══ DATA FOR REVIEW

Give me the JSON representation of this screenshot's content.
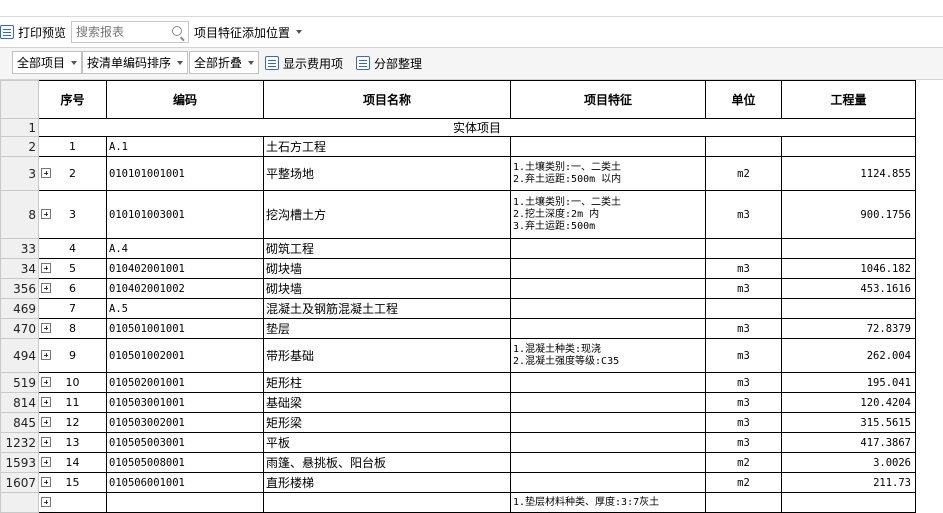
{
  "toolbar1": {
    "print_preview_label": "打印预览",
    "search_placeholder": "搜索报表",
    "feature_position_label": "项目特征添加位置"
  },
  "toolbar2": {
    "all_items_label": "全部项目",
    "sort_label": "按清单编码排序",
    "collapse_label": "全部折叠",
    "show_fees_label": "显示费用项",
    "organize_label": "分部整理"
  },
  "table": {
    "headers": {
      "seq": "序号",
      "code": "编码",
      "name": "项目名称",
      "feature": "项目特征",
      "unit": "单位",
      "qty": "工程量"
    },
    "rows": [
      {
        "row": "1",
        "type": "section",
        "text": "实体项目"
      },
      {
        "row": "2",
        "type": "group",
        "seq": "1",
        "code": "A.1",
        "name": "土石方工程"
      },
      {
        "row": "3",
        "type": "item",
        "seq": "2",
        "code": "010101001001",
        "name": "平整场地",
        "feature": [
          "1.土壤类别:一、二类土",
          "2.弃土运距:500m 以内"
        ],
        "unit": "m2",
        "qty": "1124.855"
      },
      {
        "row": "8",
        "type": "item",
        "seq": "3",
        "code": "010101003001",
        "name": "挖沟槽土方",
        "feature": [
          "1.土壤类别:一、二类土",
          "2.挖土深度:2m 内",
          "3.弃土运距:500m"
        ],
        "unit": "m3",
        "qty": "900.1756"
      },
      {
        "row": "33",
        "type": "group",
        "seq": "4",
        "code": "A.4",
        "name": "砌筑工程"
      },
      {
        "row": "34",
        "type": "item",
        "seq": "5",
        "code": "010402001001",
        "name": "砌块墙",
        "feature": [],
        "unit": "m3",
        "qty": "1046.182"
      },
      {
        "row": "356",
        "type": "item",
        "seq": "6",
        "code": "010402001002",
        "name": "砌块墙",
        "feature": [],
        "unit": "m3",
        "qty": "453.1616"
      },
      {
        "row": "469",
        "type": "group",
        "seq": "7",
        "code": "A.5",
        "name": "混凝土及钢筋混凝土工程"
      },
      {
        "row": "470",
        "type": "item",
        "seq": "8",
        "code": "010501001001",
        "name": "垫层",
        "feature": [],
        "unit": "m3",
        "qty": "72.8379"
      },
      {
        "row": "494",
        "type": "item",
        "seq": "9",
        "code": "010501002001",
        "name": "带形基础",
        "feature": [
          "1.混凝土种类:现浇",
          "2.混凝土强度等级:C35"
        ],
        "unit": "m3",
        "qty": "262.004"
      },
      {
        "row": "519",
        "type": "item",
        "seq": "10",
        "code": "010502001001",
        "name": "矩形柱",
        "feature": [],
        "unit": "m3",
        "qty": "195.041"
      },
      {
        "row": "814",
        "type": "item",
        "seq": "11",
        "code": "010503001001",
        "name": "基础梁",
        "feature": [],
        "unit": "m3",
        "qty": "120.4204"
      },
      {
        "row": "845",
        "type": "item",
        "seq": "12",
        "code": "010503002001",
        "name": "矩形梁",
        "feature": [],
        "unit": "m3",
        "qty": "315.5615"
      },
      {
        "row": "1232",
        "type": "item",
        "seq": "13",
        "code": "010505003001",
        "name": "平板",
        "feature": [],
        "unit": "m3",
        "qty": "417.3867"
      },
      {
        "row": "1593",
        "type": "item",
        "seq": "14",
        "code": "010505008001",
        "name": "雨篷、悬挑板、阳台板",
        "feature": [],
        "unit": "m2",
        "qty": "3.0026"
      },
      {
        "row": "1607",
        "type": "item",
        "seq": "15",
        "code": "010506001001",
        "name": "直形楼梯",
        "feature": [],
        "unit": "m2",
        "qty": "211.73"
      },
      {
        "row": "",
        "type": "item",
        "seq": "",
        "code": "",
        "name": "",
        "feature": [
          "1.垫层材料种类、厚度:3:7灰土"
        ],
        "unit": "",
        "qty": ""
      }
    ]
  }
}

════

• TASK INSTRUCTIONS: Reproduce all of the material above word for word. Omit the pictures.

• FINISHED EXERCISE:
Give me the JSON representation of this screenshot's content.
{
  "toolbar1": {
    "print_preview_label": "打印预览",
    "search_placeholder": "搜索报表",
    "feature_position_label": "项目特征添加位置"
  },
  "toolbar2": {
    "all_items_label": "全部项目",
    "sort_label": "按清单编码排序",
    "collapse_label": "全部折叠",
    "show_fees_label": "显示费用项",
    "organize_label": "分部整理"
  },
  "table": {
    "headers": {
      "seq": "序号",
      "code": "编码",
      "name": "项目名称",
      "feature": "项目特征",
      "unit": "单位",
      "qty": "工程量"
    },
    "rows": [
      {
        "row": "1",
        "type": "section",
        "text": "实体项目"
      },
      {
        "row": "2",
        "type": "group",
        "seq": "1",
        "code": "A.1",
        "name": "土石方工程"
      },
      {
        "row": "3",
        "type": "item",
        "seq": "2",
        "code": "010101001001",
        "name": "平整场地",
        "feature": [
          "1.土壤类别:一、二类土",
          "2.弃土运距:500m 以内"
        ],
        "unit": "m2",
        "qty": "1124.855"
      },
      {
        "row": "8",
        "type": "item",
        "seq": "3",
        "code": "010101003001",
        "name": "挖沟槽土方",
        "feature": [
          "1.土壤类别:一、二类土",
          "2.挖土深度:2m 内",
          "3.弃土运距:500m"
        ],
        "unit": "m3",
        "qty": "900.1756"
      },
      {
        "row": "33",
        "type": "group",
        "seq": "4",
        "code": "A.4",
        "name": "砌筑工程"
      },
      {
        "row": "34",
        "type": "item",
        "seq": "5",
        "code": "010402001001",
        "name": "砌块墙",
        "feature": [],
        "unit": "m3",
        "qty": "1046.182"
      },
      {
        "row": "356",
        "type": "item",
        "seq": "6",
        "code": "010402001002",
        "name": "砌块墙",
        "feature": [],
        "unit": "m3",
        "qty": "453.1616"
      },
      {
        "row": "469",
        "type": "group",
        "seq": "7",
        "code": "A.5",
        "name": "混凝土及钢筋混凝土工程"
      },
      {
        "row": "470",
        "type": "item",
        "seq": "8",
        "code": "010501001001",
        "name": "垫层",
        "feature": [],
        "unit": "m3",
        "qty": "72.8379"
      },
      {
        "row": "494",
        "type": "item",
        "seq": "9",
        "code": "010501002001",
        "name": "带形基础",
        "feature": [
          "1.混凝土种类:现浇",
          "2.混凝土强度等级:C35"
        ],
        "unit": "m3",
        "qty": "262.004"
      },
      {
        "row": "519",
        "type": "item",
        "seq": "10",
        "code": "010502001001",
        "name": "矩形柱",
        "feature": [],
        "unit": "m3",
        "qty": "195.041"
      },
      {
        "row": "814",
        "type": "item",
        "seq": "11",
        "code": "010503001001",
        "name": "基础梁",
        "feature": [],
        "unit": "m3",
        "qty": "120.4204"
      },
      {
        "row": "845",
        "type": "item",
        "seq": "12",
        "code": "010503002001",
        "name": "矩形梁",
        "feature": [],
        "unit": "m3",
        "qty": "315.5615"
      },
      {
        "row": "1232",
        "type": "item",
        "seq": "13",
        "code": "010505003001",
        "name": "平板",
        "feature": [],
        "unit": "m3",
        "qty": "417.3867"
      },
      {
        "row": "1593",
        "type": "item",
        "seq": "14",
        "code": "010505008001",
        "name": "雨篷、悬挑板、阳台板",
        "feature": [],
        "unit": "m2",
        "qty": "3.0026"
      },
      {
        "row": "1607",
        "type": "item",
        "seq": "15",
        "code": "010506001001",
        "name": "直形楼梯",
        "feature": [],
        "unit": "m2",
        "qty": "211.73"
      },
      {
        "row": "",
        "type": "item",
        "seq": "",
        "code": "",
        "name": "",
        "feature": [
          "1.垫层材料种类、厚度:3:7灰土"
        ],
        "unit": "",
        "qty": ""
      }
    ]
  }
}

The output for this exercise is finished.